"""

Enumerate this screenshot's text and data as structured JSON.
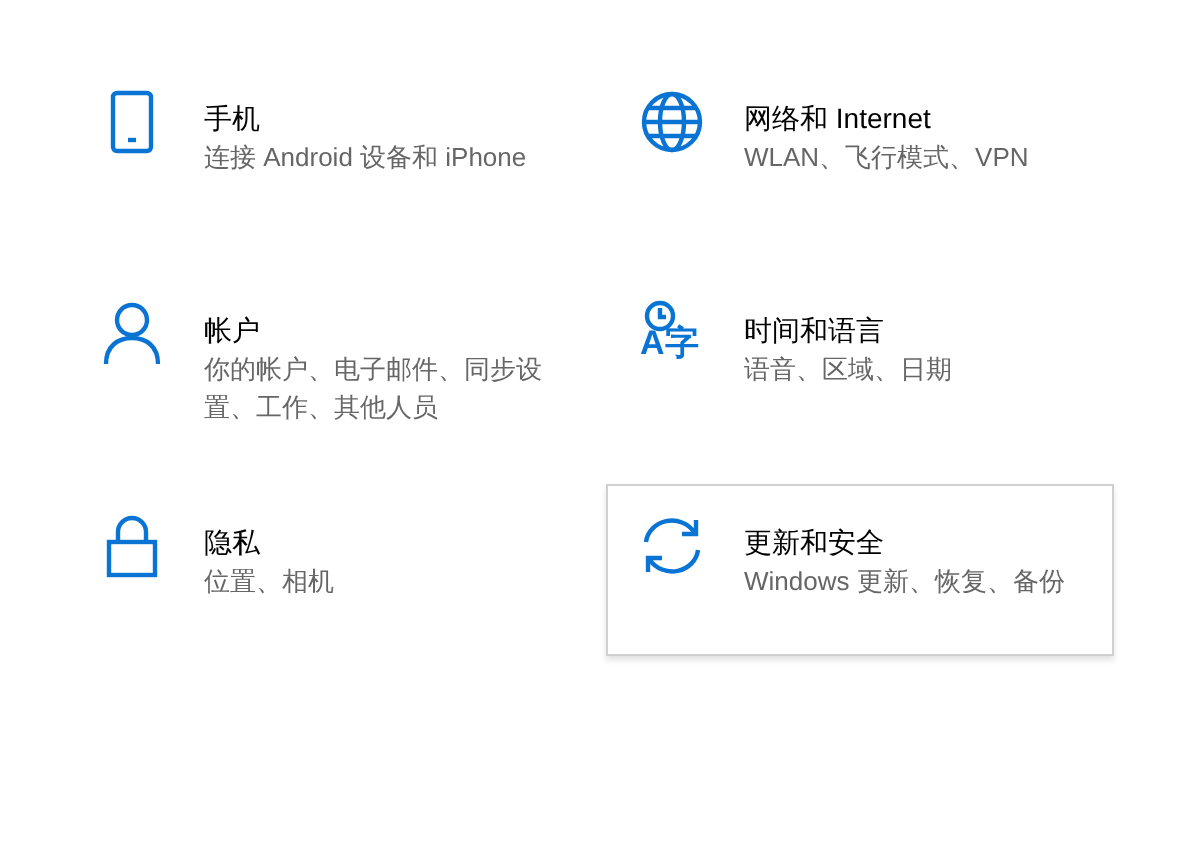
{
  "settings_tiles": [
    {
      "kind": "phone",
      "title": "手机",
      "subtitle": "连接 Android 设备和 iPhone",
      "hovered": false
    },
    {
      "kind": "globe",
      "title": "网络和 Internet",
      "subtitle": "WLAN、飞行模式、VPN",
      "hovered": false
    },
    {
      "kind": "person",
      "title": "帐户",
      "subtitle": "你的帐户、电子邮件、同步设置、工作、其他人员",
      "hovered": false
    },
    {
      "kind": "time-language",
      "title": "时间和语言",
      "subtitle": "语音、区域、日期",
      "hovered": false,
      "icon_text": "A字"
    },
    {
      "kind": "lock",
      "title": "隐私",
      "subtitle": "位置、相机",
      "hovered": false
    },
    {
      "kind": "sync",
      "title": "更新和安全",
      "subtitle": "Windows 更新、恢复、备份",
      "hovered": true
    }
  ]
}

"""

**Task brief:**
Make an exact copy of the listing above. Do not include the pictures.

**Task response:**
Enumerate this screenshot's text and data as structured JSON.
{
  "settings_tiles": [
    {
      "kind": "phone",
      "title": "手机",
      "subtitle": "连接 Android 设备和 iPhone",
      "hovered": false
    },
    {
      "kind": "globe",
      "title": "网络和 Internet",
      "subtitle": "WLAN、飞行模式、VPN",
      "hovered": false
    },
    {
      "kind": "person",
      "title": "帐户",
      "subtitle": "你的帐户、电子邮件、同步设置、工作、其他人员",
      "hovered": false
    },
    {
      "kind": "time-language",
      "title": "时间和语言",
      "subtitle": "语音、区域、日期",
      "hovered": false,
      "icon_text": "A字"
    },
    {
      "kind": "lock",
      "title": "隐私",
      "subtitle": "位置、相机",
      "hovered": false
    },
    {
      "kind": "sync",
      "title": "更新和安全",
      "subtitle": "Windows 更新、恢复、备份",
      "hovered": true
    }
  ]
}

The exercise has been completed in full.